*** Opening Source material ***
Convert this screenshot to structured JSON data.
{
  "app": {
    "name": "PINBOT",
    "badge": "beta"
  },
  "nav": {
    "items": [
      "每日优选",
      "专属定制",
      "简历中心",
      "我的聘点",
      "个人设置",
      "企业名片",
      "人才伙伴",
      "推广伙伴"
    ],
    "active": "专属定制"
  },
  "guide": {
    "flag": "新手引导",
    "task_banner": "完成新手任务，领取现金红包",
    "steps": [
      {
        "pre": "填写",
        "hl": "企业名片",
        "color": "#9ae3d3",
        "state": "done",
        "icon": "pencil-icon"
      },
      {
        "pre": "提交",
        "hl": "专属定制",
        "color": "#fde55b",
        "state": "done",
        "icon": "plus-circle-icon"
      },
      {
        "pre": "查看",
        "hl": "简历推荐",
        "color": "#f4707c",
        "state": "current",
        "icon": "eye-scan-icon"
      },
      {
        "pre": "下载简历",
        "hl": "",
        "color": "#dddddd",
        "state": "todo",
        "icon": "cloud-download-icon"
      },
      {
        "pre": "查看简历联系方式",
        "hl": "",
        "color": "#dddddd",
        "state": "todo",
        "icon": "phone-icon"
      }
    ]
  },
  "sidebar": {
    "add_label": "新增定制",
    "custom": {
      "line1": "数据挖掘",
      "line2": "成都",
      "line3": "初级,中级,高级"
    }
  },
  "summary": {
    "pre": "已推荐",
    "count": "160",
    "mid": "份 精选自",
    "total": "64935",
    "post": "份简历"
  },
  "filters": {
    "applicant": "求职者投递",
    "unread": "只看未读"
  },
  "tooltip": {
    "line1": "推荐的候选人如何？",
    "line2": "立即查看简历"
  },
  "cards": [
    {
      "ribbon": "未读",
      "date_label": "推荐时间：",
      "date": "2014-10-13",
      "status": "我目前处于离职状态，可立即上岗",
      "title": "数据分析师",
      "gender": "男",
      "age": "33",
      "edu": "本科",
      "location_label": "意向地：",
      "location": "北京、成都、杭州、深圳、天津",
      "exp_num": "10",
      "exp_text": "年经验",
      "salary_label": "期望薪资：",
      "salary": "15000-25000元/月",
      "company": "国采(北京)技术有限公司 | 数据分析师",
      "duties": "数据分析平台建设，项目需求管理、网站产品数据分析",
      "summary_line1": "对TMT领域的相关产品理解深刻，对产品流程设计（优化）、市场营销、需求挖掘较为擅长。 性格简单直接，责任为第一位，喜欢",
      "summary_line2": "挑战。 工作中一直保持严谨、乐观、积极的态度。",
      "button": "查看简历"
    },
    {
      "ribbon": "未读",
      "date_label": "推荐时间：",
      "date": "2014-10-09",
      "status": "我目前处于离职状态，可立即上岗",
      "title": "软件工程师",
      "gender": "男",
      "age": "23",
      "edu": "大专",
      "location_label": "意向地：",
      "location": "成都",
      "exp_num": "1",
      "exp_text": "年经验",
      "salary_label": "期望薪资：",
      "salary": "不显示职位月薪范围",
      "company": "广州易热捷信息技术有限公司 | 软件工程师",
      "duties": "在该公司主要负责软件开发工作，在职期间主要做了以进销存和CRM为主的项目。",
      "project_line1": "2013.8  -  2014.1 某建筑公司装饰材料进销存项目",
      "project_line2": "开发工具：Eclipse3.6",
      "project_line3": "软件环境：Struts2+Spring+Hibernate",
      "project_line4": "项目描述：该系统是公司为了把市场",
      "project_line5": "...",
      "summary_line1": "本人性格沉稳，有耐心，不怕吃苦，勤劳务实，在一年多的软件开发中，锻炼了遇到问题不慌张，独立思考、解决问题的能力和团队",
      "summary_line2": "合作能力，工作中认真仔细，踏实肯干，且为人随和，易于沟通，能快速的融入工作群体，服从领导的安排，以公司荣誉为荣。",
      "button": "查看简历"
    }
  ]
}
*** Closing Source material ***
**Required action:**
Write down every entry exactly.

**Written answer:**
Convert this screenshot to structured JSON data.
{
  "app": {
    "name": "PINBOT",
    "badge": "beta"
  },
  "nav": {
    "items": [
      "每日优选",
      "专属定制",
      "简历中心",
      "我的聘点",
      "个人设置",
      "企业名片",
      "人才伙伴",
      "推广伙伴"
    ],
    "active": "专属定制"
  },
  "guide": {
    "flag": "新手引导",
    "task_banner": "完成新手任务，领取现金红包",
    "steps": [
      {
        "pre": "填写",
        "hl": "企业名片",
        "color": "#9ae3d3",
        "state": "done",
        "icon": "pencil-icon"
      },
      {
        "pre": "提交",
        "hl": "专属定制",
        "color": "#fde55b",
        "state": "done",
        "icon": "plus-circle-icon"
      },
      {
        "pre": "查看",
        "hl": "简历推荐",
        "color": "#f4707c",
        "state": "current",
        "icon": "eye-scan-icon"
      },
      {
        "pre": "下载简历",
        "hl": "",
        "color": "#dddddd",
        "state": "todo",
        "icon": "cloud-download-icon"
      },
      {
        "pre": "查看简历联系方式",
        "hl": "",
        "color": "#dddddd",
        "state": "todo",
        "icon": "phone-icon"
      }
    ]
  },
  "sidebar": {
    "add_label": "新增定制",
    "custom": {
      "line1": "数据挖掘",
      "line2": "成都",
      "line3": "初级,中级,高级"
    }
  },
  "summary": {
    "pre": "已推荐",
    "count": "160",
    "mid": "份 精选自",
    "total": "64935",
    "post": "份简历"
  },
  "filters": {
    "applicant": "求职者投递",
    "unread": "只看未读"
  },
  "tooltip": {
    "line1": "推荐的候选人如何？",
    "line2": "立即查看简历"
  },
  "cards": [
    {
      "ribbon": "未读",
      "date_label": "推荐时间：",
      "date": "2014-10-13",
      "status": "我目前处于离职状态，可立即上岗",
      "title": "数据分析师",
      "gender": "男",
      "age": "33",
      "edu": "本科",
      "location_label": "意向地：",
      "location": "北京、成都、杭州、深圳、天津",
      "exp_num": "10",
      "exp_text": "年经验",
      "salary_label": "期望薪资：",
      "salary": "15000-25000元/月",
      "company": "国采(北京)技术有限公司 | 数据分析师",
      "duties": "数据分析平台建设，项目需求管理、网站产品数据分析",
      "summary_line1": "对TMT领域的相关产品理解深刻，对产品流程设计（优化）、市场营销、需求挖掘较为擅长。 性格简单直接，责任为第一位，喜欢",
      "summary_line2": "挑战。 工作中一直保持严谨、乐观、积极的态度。",
      "button": "查看简历"
    },
    {
      "ribbon": "未读",
      "date_label": "推荐时间：",
      "date": "2014-10-09",
      "status": "我目前处于离职状态，可立即上岗",
      "title": "软件工程师",
      "gender": "男",
      "age": "23",
      "edu": "大专",
      "location_label": "意向地：",
      "location": "成都",
      "exp_num": "1",
      "exp_text": "年经验",
      "salary_label": "期望薪资：",
      "salary": "不显示职位月薪范围",
      "company": "广州易热捷信息技术有限公司 | 软件工程师",
      "duties": "在该公司主要负责软件开发工作，在职期间主要做了以进销存和CRM为主的项目。",
      "project_line1": "2013.8  -  2014.1 某建筑公司装饰材料进销存项目",
      "project_line2": "开发工具：Eclipse3.6",
      "project_line3": "软件环境：Struts2+Spring+Hibernate",
      "project_line4": "项目描述：该系统是公司为了把市场",
      "project_line5": "...",
      "summary_line1": "本人性格沉稳，有耐心，不怕吃苦，勤劳务实，在一年多的软件开发中，锻炼了遇到问题不慌张，独立思考、解决问题的能力和团队",
      "summary_line2": "合作能力，工作中认真仔细，踏实肯干，且为人随和，易于沟通，能快速的融入工作群体，服从领导的安排，以公司荣誉为荣。",
      "button": "查看简历"
    }
  ]
}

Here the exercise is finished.